Even in the early stages of the Iraq War, Tokyo expressed its commitment to the post-war reconstruction of Iraq. As the war began to wind down, Japan became more enthusiastic about taking up a role in the postwar reconstruction and rehabilitation process. As Prime Minister Junichiro Koizumi stated on 19 April, 'We have always been prepared to take an active role in the reconstruction of Iraq after the war was over. We are now moving towards implementing that policy'. (1) Tokyo reiterated its commitment to provide financial support 'to rebuild a country ruined by wars and tyranny' while considering drafting a new law to overcome existing obstacles to acting freely in the post-war Iraq reconstruction. (2)

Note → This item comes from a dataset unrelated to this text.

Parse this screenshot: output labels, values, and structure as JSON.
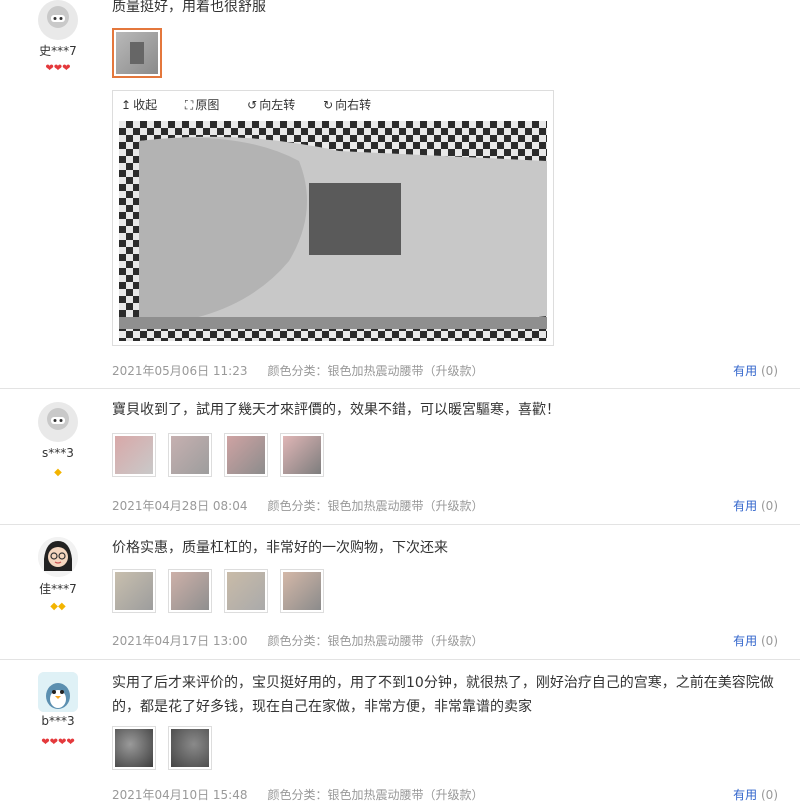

Immediately after Saddam's regime fell, Japanese Foreign Minister Yoriko Kawaguchi made a tri-nation visit to Europe. She met her counterparts in Britain, Germany and France in early April to rally international support for Iraq reconstruction. Japan has maintained that success in rebuilding Iraq will depend on international co-operation. Meanwhile at the G-7 finance ministers' meeting Japanese Finance Minister Masajuro Shiokawa pledged a quick and active role by Japan in humanitarian assistance, while emphasising the need to create an international framework for reconstruction efforts. In addition, during his visit to Baghdad in early May, Senior Vice Foreign Minister Toshimitsu Motegi met the head of the Office of Reconstruction and Humanitarian Assistance (ORHA), Jay Garner, and members of UN relief agencies and non-governmental organisations to discuss issues related to the rebuilding process. Finally, in his recent visit to the United States, Prime Minister Koizumi expressed his support and commitment to Iraq reconstruction and called on other nations to join the effort.
The Japanese government established an ad hoc task force, coordinated by the Ministry of Foreign Affairs with the Ministries of Finance and Economy, Trade and Industry, to study how Japan could effectively get involved in the reconstruction and rehabilitation process. (3) At the same time, Japan came up with its own policy framework known as the 'five point policy on post-war Iraq reconstruction'. The policy stipulates
* sufficient involvement of the United Nations in efforts in planning and carrying out humanitarian rehabilitation and reconstruction assistance in Iraq
* maintenance of Iraq's sovereignty and territorial integrity
* establishment of a new administration by the Iraqi people
* encouragement of non-governmental organisations and the private sector to take part in the rebuilding process
* Japan's continued and …